▶ EXERCISE DETAILS
With the entries below as the source, tally the lines that contain the string "this" and give the number only.
--- INPUT DATA Enclosed Below ---
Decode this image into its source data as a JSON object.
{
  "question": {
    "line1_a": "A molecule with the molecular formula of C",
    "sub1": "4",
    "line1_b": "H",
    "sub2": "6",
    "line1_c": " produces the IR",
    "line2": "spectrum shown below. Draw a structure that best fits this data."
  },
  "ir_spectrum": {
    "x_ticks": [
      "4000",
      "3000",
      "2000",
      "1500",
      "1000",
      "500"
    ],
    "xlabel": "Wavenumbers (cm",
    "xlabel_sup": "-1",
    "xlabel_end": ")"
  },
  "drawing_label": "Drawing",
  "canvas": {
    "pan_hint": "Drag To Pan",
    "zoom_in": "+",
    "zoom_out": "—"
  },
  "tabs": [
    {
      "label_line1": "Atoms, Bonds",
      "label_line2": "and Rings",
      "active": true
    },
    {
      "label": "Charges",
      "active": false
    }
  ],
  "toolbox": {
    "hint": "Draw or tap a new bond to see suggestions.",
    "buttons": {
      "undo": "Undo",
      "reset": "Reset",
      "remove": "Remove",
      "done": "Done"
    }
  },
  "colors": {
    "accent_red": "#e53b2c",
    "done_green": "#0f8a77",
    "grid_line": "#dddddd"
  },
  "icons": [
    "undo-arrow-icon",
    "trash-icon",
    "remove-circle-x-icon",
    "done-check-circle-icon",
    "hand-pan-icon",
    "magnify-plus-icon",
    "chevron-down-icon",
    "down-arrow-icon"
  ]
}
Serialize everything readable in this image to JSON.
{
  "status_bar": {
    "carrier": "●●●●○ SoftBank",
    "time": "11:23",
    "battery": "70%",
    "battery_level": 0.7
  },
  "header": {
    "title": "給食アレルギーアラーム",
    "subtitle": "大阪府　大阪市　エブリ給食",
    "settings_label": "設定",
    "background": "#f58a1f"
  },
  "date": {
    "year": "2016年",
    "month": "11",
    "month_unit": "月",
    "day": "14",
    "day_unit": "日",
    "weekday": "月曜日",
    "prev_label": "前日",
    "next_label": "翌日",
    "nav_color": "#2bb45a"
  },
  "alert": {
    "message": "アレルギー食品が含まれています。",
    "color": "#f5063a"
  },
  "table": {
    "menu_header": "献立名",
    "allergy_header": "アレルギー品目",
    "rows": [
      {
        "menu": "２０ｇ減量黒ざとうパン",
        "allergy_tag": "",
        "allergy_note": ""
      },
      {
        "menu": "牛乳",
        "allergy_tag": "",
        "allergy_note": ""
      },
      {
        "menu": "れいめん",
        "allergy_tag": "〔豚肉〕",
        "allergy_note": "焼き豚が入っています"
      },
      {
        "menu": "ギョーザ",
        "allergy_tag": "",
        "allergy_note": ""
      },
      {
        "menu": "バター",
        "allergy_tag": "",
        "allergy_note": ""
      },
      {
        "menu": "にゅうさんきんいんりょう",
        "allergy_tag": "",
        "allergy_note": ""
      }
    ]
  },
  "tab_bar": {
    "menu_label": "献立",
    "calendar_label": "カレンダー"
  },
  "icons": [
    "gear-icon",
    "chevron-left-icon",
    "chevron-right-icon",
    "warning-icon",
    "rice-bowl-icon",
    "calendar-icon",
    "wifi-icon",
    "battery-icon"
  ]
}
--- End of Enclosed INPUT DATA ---
▶ SOLUTION
3